The aesthetic, the artistic and New York22nd February 2016
Call it what you like, the Big Apple, the city that never sleeps, the melting pot: New York City is quite simply breathtaking. Before going I was far from convinced that this would be my final verdict. Don’t get me wrong, I wasn’t expecting to hate it, but the only place I’d visited in the USA prior to this trip was a small town in Illinois. The super-size level of everything and the stifling monotony of the straight lines of identical houses had felt overwhelming oppressive. The final straw was three different people on separate occasions who mistook my Yorkshire accent for an Australian accent. My premonition about New York was that it would be this on an even larger scale with more glass, a few exceedingly good-looking and rich 20-somethings and the odd hip coffee shop thrown in for good measure.
I was wrong; New York is the coolest place on earth. It’s an indisputable fact. If you’re one for a bit of self-romanticizing, then you couldn’t possibly find a better place to put on your headphones and pretend you’re part of the cast of Nick and Norah’s Infinite Playlist. My best friend and I decided the best and most sensible thing to do on our first day in New York as ‘adults’ would be to buy a croissant and a huge cup of coffee, make our way down 5th Avenue (yes, it’s an actual real place with actual doormen who smile and say good morning!!) and stand in front of the window to Tiffany’s pretending to be Audrey Hepburn in Breakfast at Tiffany’s. Unfortunately neither of us had the eyebrows, little black dress or cigarette holder to emulate Audrey properly, but the thought was there and we considered it a brilliant use of our time, though the doorman may have thought differently. Other days, we put on our jeans and trainers and ran around wishing everything would turn black and white and we could truly be Greta Gerwig and Mickey Sumner from Frances Ha. We may sound sad and weird, and I think possibly we are BUT our little game of dress up and make-believe meant that accidently walking around the same block twice or missing your subway stop was fun, rather than demoralizing.

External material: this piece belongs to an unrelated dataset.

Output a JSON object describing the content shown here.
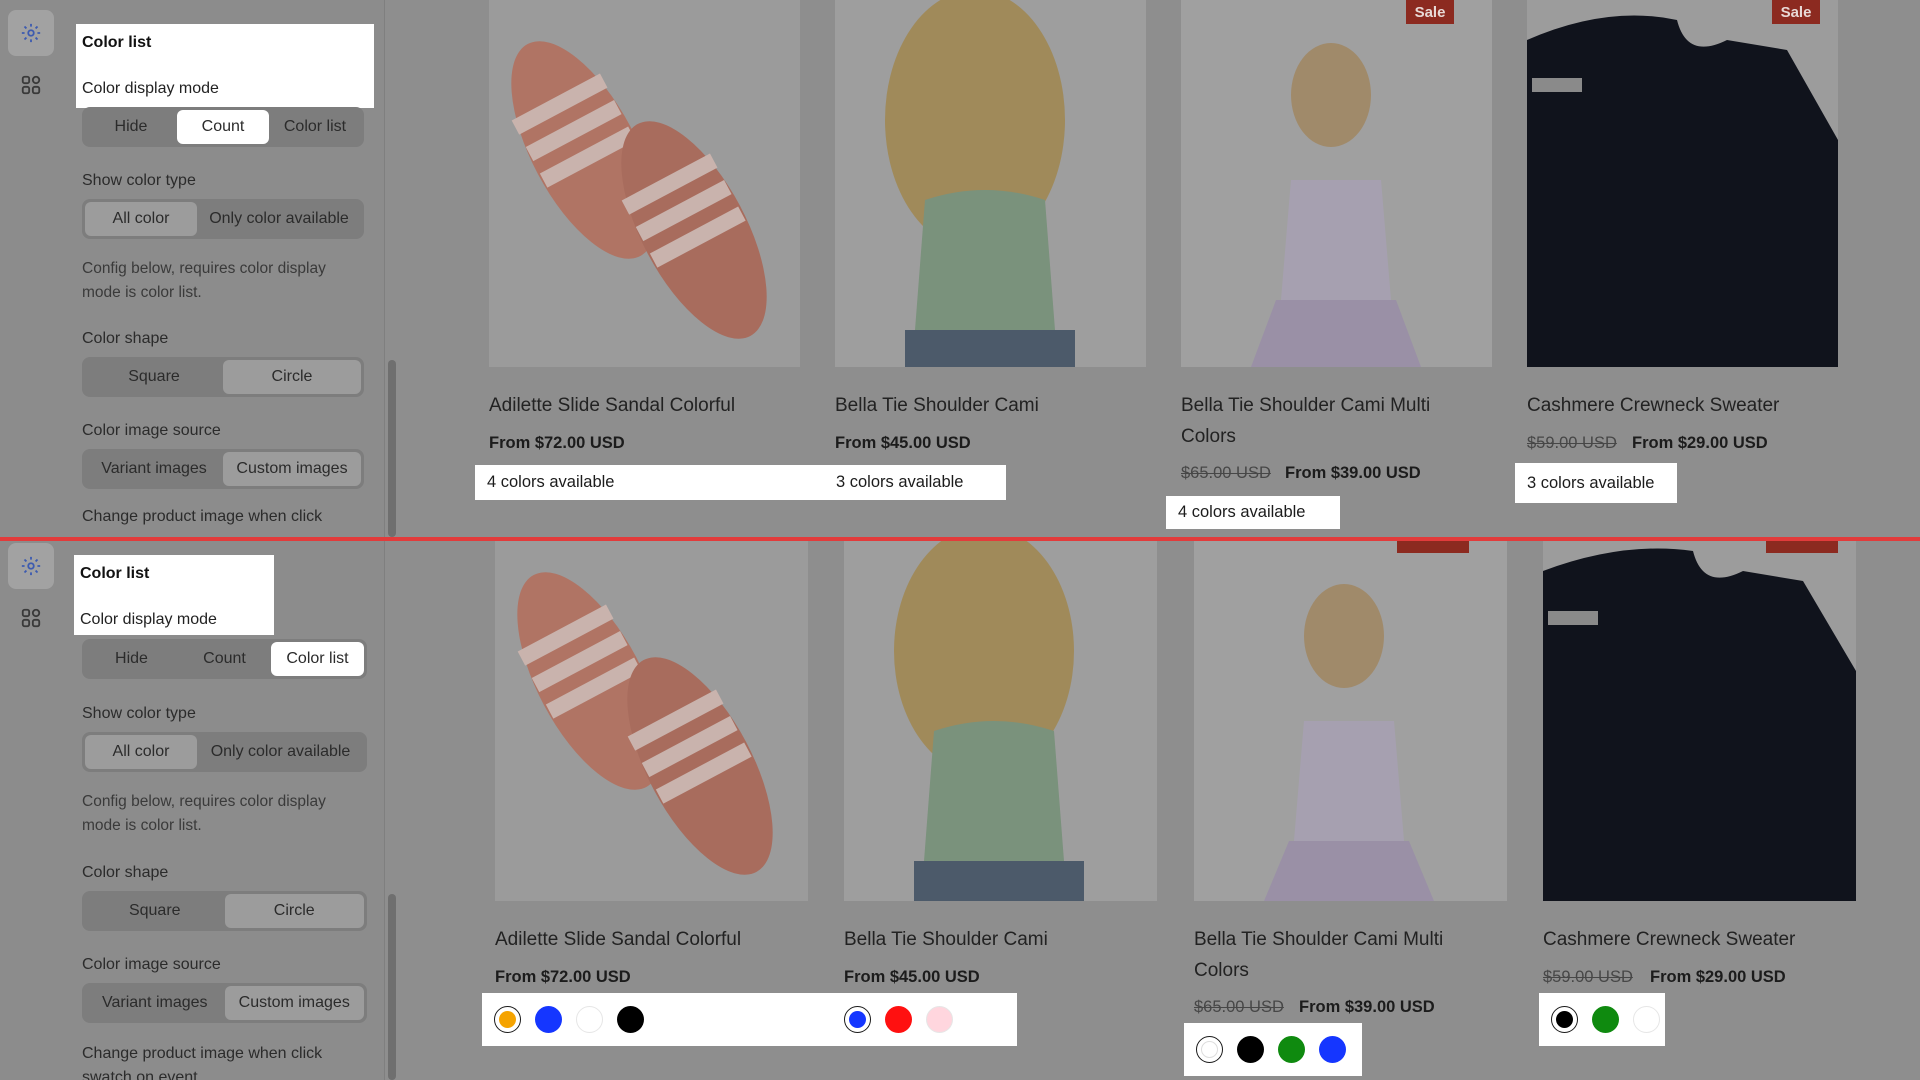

I used to think that American cities didn’t have as much ‘culture’ to offer as their European counterparts, and I can say definitively and truthfully that, once again, I was wrong. New York is FULL of amazing galleries. Move over Mona Lisa; The Museum of Modern Art, the Metropolitan Museum of Art and the Guggenheim are some of the biggest and most famous, but there are so many others dotted around old warehouses in the Meat Packing District and Chelsea that you couldn’t possibly ever visit them all. Though perhaps not quite as exclusive as a Chelsea gallery, the Neue Galerie was a particular highlight. This is a relatively small gallery dedicated to German and Austrian art of the early 20th century, created by Ronald Lauder (son of Estée Lauder) and houses Klimt’s iconic first portrait of Adele Bloch Bauer. Even if you don’t study German and have an ongoing love affair with Oskar Kokoschka, like yours truly, it would be saddening to visit New York and miss out on the sort of beauty this gallery holds. Light pours through the café windows, which feels almost exactly like a Viennese coffee house.
It might seem wrong to travel all the way to New York and then simply look at European paintings and visit a gallery trying to replicate the experience of being in Vienna. But what is an authentic New York experience? We tried to find it – we went to jazz bars, we went to diners, we went to bars, we went to coffee shops, we went to pretzel vans, we went to Chinatown, we went to bakeries. But there isn’t just one thing that makes New York New York, because the melting pot cliché is true. I never felt more New York than I was in Chinatown, almost in tears watching people rummaging through bins or when I was in the Polish bakery across the road from the hostel, devouring a cinnamon bun and having my coffee refilled by a woman in a pink hair net and apron (!!!) and being asked by a builder why “that Adele chic” is such a big deal across the pond (I kid you not).
New York is an amazing. Whatever opinion you may have formed of it before arrival, negative or positive, will be disproven and trumped one thousand times over.
IMAGE/ Antony Quintano